The new agreement is part of a landmark effort by Detroit-based car companies to slash costs so they can compete against such foreign rivals as Toyota and Honda.
The UAW's next and final target for negotiations is Ford. The company is widely seen as the weakest financially of the Detroit Three car makers.
Under the new contract with Chrysler, the union would take over responsibility for billions of dollars in retiree health-care obligations.
In exchange, Chrysler is offering workers some job guarantees.
Chrysler's 45,000 employees could begin voting on the contract within a week.
As strikes go, the UAW's latest was very short. Workers left before noon and by supper time the picket signs were down.
Sean McAlinden, a Michigan auto analyst, put it like this: "It was longer that a coffee break, but shorter than a shift."
Neither the union nor the company would say publicly what prompted the strike or its quick end. They wouldn't talk about the specifics of the contract, either.
But a person with knowledge of the negotiations provided these key details: Chrysler will pay much of the $18 billion it owes for future retiree health care into a trust fund that the union will manage.
That removes a growing expense that Chrysler can't control.
The company will continue to build some products in U.S. factories, ensuring the preservation of some union jobs.
In a statement, Tom LaSorda, Chrysler's Vice Chairman and President, said the contract "Balances the needs of our employees and company by providing a framework to improve our long-term manufacturing competitiveness."
But Chrysler did not make as big a commitment to new vehicles as General Motors did in its contract with the UAW last month, suggesting the union didn't get the assurances it had hoped for.
McAlinden says that points to a big difference between the two companies and their goals.
"GM is a classic automotive firm," McAlinden said. "They're in it for the long haul, and they produced a long-haul UAW agreement, that says 'We're going to save money on this agreement, but it's going to take four years to roll out and we're going to do it with a lot of new product.'"
Chrysler, on the other hand, was recently bought by Cerberus Capital, a private investment company that buys other firms, restructures them and then tries to sell them or take them public for a healthy profit.
"Cerberus is a private equity firm, who in the past hasn't really taken over a company to increase its product line," McAlinden said.
The stakes in the contract are huge and some union members were energized by the strike.
"To me this is history for us," said Eli Ervin, 45, who works at the Chrysler plant in the Detroit suburb of Sterling Heights, Mich. "This is my first strike.

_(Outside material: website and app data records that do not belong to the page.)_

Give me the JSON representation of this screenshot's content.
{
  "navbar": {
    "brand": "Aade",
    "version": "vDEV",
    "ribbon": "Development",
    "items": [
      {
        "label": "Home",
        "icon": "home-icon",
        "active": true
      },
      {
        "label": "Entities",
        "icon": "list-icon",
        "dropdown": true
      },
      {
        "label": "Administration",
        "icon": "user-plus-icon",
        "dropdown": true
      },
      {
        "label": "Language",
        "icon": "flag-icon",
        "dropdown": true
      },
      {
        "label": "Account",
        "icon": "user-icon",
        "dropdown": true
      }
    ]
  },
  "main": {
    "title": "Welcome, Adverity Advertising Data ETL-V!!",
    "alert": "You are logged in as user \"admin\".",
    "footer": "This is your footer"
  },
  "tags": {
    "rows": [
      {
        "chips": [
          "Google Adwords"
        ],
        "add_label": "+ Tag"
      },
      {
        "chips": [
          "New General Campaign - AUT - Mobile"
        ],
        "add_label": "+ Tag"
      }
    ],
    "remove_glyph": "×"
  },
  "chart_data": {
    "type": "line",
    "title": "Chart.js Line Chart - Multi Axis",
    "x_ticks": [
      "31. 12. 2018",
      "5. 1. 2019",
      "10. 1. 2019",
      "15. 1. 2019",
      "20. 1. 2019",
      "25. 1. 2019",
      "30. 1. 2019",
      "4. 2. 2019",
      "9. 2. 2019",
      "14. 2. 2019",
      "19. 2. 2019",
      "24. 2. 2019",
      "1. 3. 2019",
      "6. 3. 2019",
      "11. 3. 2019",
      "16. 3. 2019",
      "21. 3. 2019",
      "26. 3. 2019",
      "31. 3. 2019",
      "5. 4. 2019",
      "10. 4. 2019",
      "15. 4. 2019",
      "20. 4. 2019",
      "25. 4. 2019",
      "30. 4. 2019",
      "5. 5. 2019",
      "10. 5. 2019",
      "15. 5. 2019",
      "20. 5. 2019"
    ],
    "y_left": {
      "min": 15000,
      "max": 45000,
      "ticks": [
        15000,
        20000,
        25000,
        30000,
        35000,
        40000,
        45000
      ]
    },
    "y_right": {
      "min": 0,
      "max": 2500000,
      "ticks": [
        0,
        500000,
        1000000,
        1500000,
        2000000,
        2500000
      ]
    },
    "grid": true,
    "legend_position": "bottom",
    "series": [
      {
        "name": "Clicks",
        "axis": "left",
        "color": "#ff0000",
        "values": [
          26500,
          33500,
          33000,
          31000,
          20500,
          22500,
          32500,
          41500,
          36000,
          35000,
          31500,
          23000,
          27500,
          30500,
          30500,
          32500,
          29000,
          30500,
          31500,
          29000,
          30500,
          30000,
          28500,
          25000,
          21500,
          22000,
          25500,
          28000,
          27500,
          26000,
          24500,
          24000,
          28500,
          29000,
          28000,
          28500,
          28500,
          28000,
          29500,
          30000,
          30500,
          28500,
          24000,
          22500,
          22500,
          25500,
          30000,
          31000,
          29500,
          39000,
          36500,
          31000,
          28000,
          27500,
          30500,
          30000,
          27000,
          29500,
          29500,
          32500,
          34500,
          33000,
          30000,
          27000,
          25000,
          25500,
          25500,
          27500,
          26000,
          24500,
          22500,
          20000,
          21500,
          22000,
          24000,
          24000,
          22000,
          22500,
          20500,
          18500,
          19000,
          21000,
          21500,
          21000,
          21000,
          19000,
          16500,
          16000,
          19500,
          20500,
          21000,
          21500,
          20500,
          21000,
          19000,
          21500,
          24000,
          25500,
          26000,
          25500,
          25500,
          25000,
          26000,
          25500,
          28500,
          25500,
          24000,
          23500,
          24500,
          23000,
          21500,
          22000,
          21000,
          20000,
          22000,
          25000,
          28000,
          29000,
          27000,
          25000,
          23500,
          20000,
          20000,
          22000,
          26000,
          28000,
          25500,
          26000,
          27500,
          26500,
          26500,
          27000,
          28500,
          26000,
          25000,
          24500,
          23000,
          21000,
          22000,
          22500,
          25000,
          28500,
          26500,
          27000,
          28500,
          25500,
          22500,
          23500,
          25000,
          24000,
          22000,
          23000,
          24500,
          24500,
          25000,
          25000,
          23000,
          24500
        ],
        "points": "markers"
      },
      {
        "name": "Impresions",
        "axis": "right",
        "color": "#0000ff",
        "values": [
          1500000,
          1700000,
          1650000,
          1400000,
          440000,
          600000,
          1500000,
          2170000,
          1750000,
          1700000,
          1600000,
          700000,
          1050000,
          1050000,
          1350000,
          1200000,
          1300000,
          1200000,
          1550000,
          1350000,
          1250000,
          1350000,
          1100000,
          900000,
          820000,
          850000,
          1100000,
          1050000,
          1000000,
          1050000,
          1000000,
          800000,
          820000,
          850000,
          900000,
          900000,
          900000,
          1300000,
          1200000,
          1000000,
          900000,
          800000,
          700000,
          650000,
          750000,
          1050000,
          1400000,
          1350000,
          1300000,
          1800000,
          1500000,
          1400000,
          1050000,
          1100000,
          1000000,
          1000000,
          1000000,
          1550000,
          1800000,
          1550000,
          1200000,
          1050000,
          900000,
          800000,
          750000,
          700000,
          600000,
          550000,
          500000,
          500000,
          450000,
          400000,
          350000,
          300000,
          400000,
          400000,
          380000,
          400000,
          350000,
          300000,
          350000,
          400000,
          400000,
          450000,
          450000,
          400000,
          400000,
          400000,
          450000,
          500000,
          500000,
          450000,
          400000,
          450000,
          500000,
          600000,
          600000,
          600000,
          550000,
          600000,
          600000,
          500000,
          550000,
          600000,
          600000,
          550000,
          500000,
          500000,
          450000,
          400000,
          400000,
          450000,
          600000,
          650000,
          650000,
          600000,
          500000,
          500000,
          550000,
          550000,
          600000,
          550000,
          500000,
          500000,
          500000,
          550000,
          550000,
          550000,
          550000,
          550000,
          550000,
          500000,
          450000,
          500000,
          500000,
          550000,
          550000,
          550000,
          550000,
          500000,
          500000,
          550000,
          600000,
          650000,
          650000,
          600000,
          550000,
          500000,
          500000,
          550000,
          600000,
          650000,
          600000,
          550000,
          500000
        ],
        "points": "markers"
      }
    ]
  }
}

I kind of enjoyed it."
Dan Tucker, a 49-year-old dye-maker, saw the strike as an important way to stand up to Chrysler's new owner. He said he's disappointed the walkout ended so quickly.
"I was hoping we'd stay out longer to show that we're serious," he said. "That our membership is serious about fighting. That we're not just gonna lay down and quit. We're gonna fight."
Tucker doesn't know what's in the new contract. And he's concerned about what Cerberus might do to Chrysler.
Like most U.S. auto workers these days, he is afraid his job could be sent overseas.
"It took me 16 years to become a dye-maker and all the dye-making jobs are going to Korea, China, wherever else they can ship and get cheap labor," he said.
In the coming days, the union will lay out the new contract to Tucker and about 45,000 members at Chrysler.
Then they will have to decide whether this new deal is one they can live with.